* _DATA FOR THIS EXERCISE_:

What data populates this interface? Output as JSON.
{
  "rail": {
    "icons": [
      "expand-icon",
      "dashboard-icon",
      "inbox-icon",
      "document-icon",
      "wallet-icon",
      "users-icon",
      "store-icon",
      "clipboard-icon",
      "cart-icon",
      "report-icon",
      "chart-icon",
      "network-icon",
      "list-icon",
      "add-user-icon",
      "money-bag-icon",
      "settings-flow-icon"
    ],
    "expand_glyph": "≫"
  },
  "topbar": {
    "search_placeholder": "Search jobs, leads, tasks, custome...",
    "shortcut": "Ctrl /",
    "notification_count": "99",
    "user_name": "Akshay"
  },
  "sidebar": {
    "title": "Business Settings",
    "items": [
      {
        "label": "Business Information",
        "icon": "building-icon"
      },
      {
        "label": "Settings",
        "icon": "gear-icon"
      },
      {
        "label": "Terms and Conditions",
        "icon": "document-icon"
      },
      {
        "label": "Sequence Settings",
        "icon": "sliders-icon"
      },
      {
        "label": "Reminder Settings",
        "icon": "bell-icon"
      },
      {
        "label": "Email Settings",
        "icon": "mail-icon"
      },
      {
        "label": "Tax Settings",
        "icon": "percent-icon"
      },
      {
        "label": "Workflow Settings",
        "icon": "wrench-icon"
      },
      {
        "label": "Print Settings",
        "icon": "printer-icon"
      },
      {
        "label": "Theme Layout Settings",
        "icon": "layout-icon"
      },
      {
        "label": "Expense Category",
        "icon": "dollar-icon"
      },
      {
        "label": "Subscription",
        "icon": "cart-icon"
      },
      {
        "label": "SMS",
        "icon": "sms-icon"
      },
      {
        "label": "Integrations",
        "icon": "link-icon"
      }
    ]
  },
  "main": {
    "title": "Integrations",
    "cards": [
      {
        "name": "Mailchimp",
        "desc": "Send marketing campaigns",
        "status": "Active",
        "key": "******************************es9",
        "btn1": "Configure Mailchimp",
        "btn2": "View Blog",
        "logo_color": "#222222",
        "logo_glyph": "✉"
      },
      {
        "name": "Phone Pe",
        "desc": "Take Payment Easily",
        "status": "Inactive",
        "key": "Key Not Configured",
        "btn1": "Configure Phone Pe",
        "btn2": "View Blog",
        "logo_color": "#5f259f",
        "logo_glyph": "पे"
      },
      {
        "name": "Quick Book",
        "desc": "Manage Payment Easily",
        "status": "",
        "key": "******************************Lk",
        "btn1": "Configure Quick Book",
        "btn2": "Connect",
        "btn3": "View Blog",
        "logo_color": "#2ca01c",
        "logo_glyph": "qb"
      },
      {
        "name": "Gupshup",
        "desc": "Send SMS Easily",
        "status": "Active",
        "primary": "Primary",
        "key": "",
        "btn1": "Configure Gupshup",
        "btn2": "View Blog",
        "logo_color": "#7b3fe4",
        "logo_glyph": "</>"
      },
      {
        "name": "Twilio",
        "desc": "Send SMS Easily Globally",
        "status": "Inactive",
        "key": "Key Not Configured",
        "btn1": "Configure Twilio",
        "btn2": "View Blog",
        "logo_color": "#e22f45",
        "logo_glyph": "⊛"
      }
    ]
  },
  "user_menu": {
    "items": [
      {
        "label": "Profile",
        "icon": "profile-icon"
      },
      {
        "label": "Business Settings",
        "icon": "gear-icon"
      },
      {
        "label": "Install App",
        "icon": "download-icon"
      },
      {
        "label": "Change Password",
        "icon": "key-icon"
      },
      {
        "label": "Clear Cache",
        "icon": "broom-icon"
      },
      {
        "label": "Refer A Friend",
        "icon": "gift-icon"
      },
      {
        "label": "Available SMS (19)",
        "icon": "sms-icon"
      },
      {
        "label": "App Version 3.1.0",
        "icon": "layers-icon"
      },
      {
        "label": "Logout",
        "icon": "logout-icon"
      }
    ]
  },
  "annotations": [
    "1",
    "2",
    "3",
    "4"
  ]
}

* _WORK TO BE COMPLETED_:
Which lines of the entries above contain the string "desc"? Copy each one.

* _REPLY_:
        "desc": "Send marketing campaigns",
        "desc": "Take Payment Easily",
        "desc": "Manage Payment Easily",
        "desc": "Send SMS Easily",
        "desc": "Send SMS Easily Globally",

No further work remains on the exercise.